Irish, perhaps I misunderstand you regarding your statement "mortal sin" (a concept unknown to the Eastern Church). I'm confident that the Eastern Church understands well that some sins are deadly, and some are not, as the following passage from 1 John 5:16-17 indicates:
Nonetheless, the venial/mortal distinction isn't made.
This hasn't, however, stopped both EC and EO theologians from writing volume on the topic . . .
As far as Sunday obligation, the best explanation that I've seen was on this forum (I think) a few years ago, that we're not obligated by penalty of sin, but rather in the same way we are obligated to breathe, as we can't live without it.
I had to miss going this morning for the second week in a row due to my tweaked back, and I'm going stark raving mad . . . but I can't sit long without serious lumbar support at the moment, nor could I stand that long . . . [oddly, I could drive
there and back without a problem, but I have power lumbar adjustment . . .] [/quote]
Having a tight back myself, I feel for you.
As I said earlier, the whole Western mindset is about law and keeping the law. Soteriology therefore becomes all about breaking the law and punishments. Of course, the epistemelogical end of such thinking is that you start grading sins as to whether they are "mortal" or "venial" and how bad they are (i.e. how much penance one must DO to pay off the debt).
This is utterly alien to Eastern thinking. I remember the first time a Melkite priest heard my confession. At the end, I kind of stood there, waiting. When he realized that I was waiting to understand what form and how much payment for my law-breaking I had incurred, he said something to the effect of "You are forgiven. Beat it!" With a smile. I have since come to understand more about the difference in Eastern and Western thinking on this issue.
Missing a Divine Liturgy is not a mortal sin because we are not under a law. But if you regularly miss Liturgy, it is more of a thermometer which should tell you, your family, and your priest, that you are spiritually sick and need some strong medicine.
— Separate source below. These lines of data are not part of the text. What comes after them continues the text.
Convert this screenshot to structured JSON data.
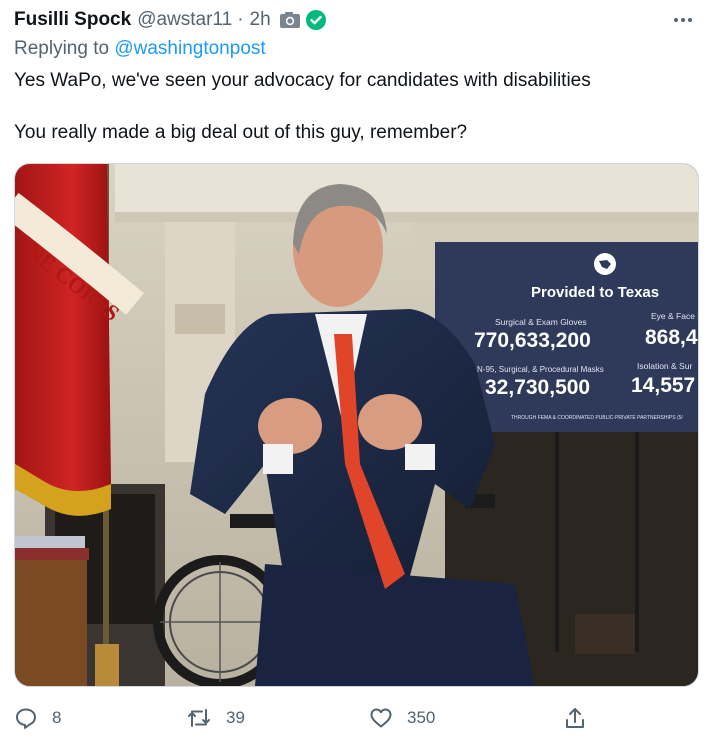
{
  "author": {
    "name": "Fusilli Spock",
    "handle": "@awstar11",
    "separator": "·",
    "time": "2h"
  },
  "reply": {
    "prefix": "Replying to",
    "mention": "@washingtonpost"
  },
  "tweet_text": {
    "line1": "Yes WaPo, we've seen your advocacy for candidates with disabilities",
    "line2": "You really made a big deal out of this guy, remember?"
  },
  "media": {
    "flag_text": "NE CORPS",
    "sign": {
      "title": "Provided to Texas",
      "items": [
        {
          "label": "Surgical & Exam Gloves",
          "value": "770,633,200"
        },
        {
          "label": "Eye & Face S",
          "value": "868,4"
        },
        {
          "label": "N-95, Surgical, & Procedural Masks",
          "value": "32,730,500"
        },
        {
          "label": "Isolation & Sur",
          "value": "14,557"
        }
      ],
      "footer": "THROUGH FEMA & COORDINATED PUBLIC-PRIVATE PARTNERSHIPS (5/"
    }
  },
  "actions": {
    "replies": "8",
    "retweets": "39",
    "likes": "350"
  },
  "colors": {
    "link": "#1d9bf0",
    "muted": "#536471",
    "verified": "#00ba7c",
    "sign_bg": "#2f3a5a"
  }
}
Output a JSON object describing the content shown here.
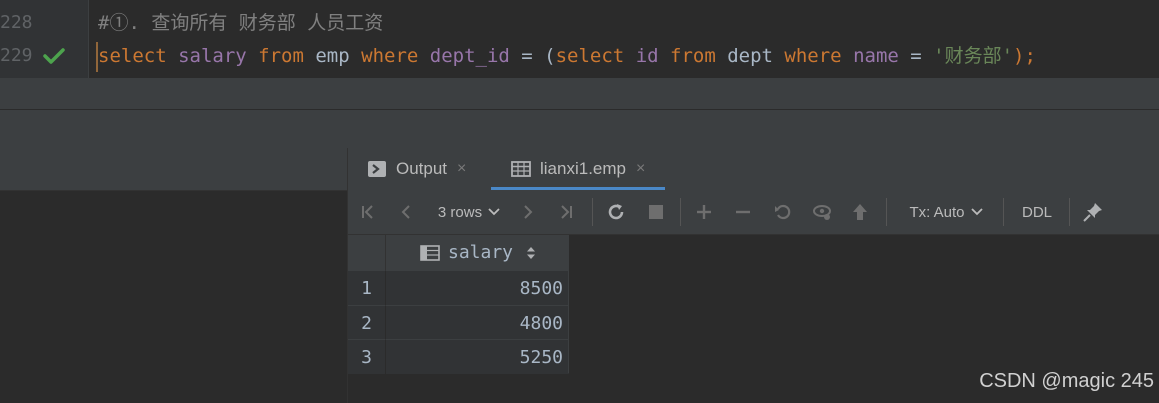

In the East, salvation is about healing the soul that has been delivered from death by Christ's death, not worrying about some law that says if I take a certain number of bites of Hagen-Daz I am now in a state of mortal sin.